(No longer in theaters)
Martin McDonagh, Graham Broadbent, Peter Czernin
Oct 12, 2012

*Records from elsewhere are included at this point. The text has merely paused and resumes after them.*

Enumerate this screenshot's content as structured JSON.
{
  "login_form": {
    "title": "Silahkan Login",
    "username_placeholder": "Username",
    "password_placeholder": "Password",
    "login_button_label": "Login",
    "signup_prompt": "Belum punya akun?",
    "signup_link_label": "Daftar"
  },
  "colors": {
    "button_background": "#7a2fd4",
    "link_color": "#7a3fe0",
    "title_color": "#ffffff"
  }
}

In Seven Psychopaths and his first full-length film, In Bruges, Irish playwright and filmmaker Martin McDonagh indulges a taste for hit-men thrillers rich in genre-conscious banter and splattery violence. The debt to Tarantino is obvious, but McDonagh’s kicky carnage has an element of blasphemy—the characters (and their creator) defying a God that will surely send them to hell. His protagonist (Colin Farrell, superb) is an Irish screenwriter living in Hollywood and freeassociating a psycho-killer script while around him revolve an assortment of actual psychos telling their stories, the line between reality and fantasy so blurred that the blurring itself becomes the joke— a brilliant one. Sam Rockwell kills as the hero’s loony tunes best friend, deliciously abetted by Christopher Walken as an aging, sad-sack dognapper. (Guest hipster psychos include Woody Harrelson, Harry Dean Stanton, and Tom Waits.) The trouble is that after an hour of going with the blood flow, McDonagh maroons his characters in the desert and the meta turns monotonous. Seven Psychopaths doesn’t jell, but it’s enough of a crowd-pleaser to make you worried about how pleased the crowd around you is.